To optimize the navigation you need to build an Information Architecture based on your users’ expectations and mental models. Start by conducting a card sorting study to find out how people expect your content to be grouped and labeled. Then, based on the obtained information, create a structure that could potentially work for your product. The last step is to evaluate this structure with tree testing, spot problems and optimize for smooth navigation flow.
Test your prototypes before the launch
Another great tip that will save you tons of time and money is implementing prototype testing in the design process. Testing your prototypes allows to spot usability issues early on and fix them before the development. You can run multiple rounds of prototype testing throughout the design process to help you evaluate new design decisions and back up necessary changes with data.
Prototype testing can be easily conducted online with the help of UXtweak Prototype Testing tool. All you need to do is upload a link to your prototype in Figma or Invision. Alternatively, you can just test screenshots of your design. Prototype testing is also available for mobile designs using our Mobile App Testing tool.
Our last tip for you is to prioritize issues in their severity. Don’t try to fix everything at once.
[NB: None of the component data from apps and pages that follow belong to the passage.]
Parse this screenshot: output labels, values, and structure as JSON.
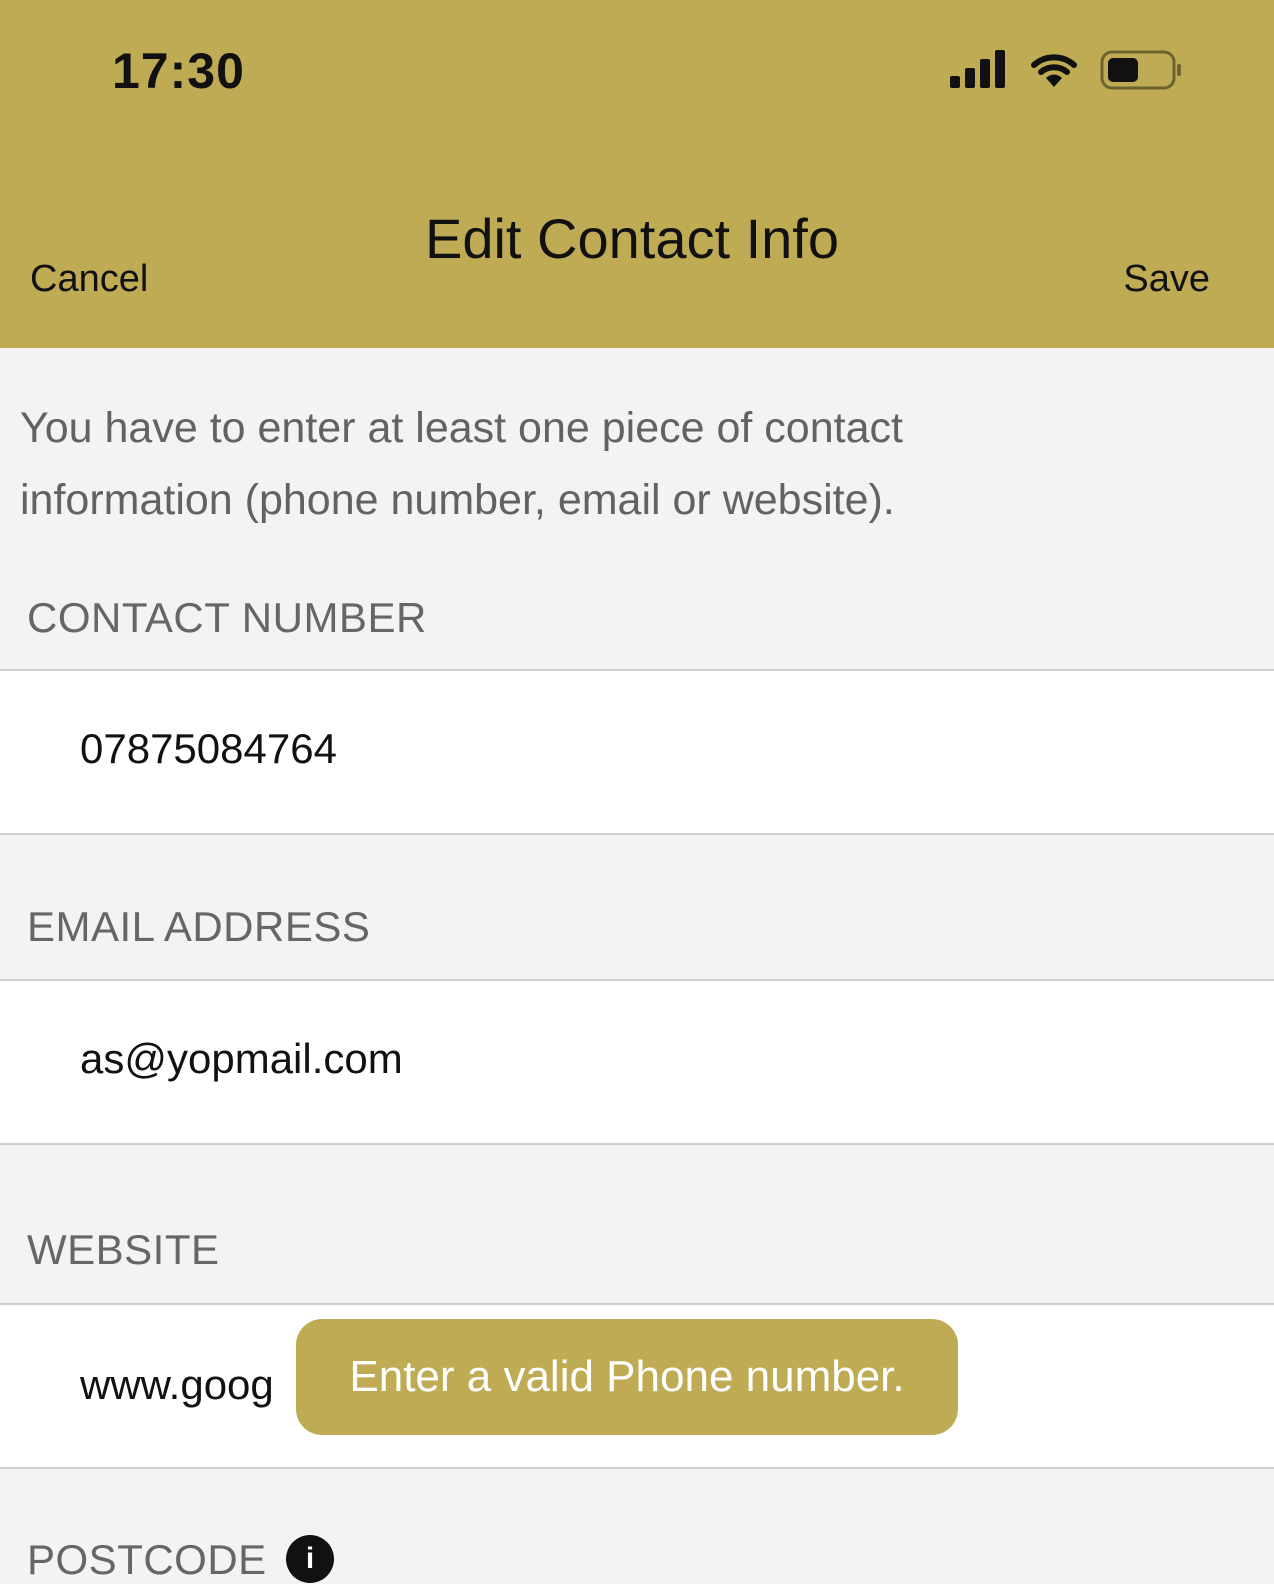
{
  "status_bar": {
    "time": "17:30"
  },
  "header": {
    "title": "Edit Contact Info",
    "cancel_label": "Cancel",
    "save_label": "Save"
  },
  "hint": "You have to enter at least one piece of contact information (phone number, email or website).",
  "sections": {
    "contact_number": {
      "label": "CONTACT NUMBER",
      "value": "07875084764"
    },
    "email": {
      "label": "EMAIL ADDRESS",
      "value": "as@yopmail.com"
    },
    "website": {
      "label": "WEBSITE",
      "value": "www.goog"
    },
    "postcode": {
      "label": "POSTCODE"
    }
  },
  "toast": {
    "message": "Enter a valid Phone number."
  },
  "colors": {
    "accent": "#bfab53",
    "background": "#f3f3f3",
    "field": "#ffffff",
    "label": "#666666"
  },
  "icons": [
    "signal-icon",
    "wifi-icon",
    "battery-icon",
    "info-icon"
  ]
}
Often, after conducting a significant amount of usability studies you realize there’s a lot more to improve than you’ve expected. It’s easy to get overwhelmed by the amount of fixes that need to be done.
Prioritizing issues can help to avoid this stress and focus on issues that actually matter, while postponing some of the less severe ones. Usability issues connected to an important task on your website, for example a problem with forms at the checkout stage, is something you need to start working on immediately. However, something as simple as cosmetic issues or non-critical workflow issues can wait.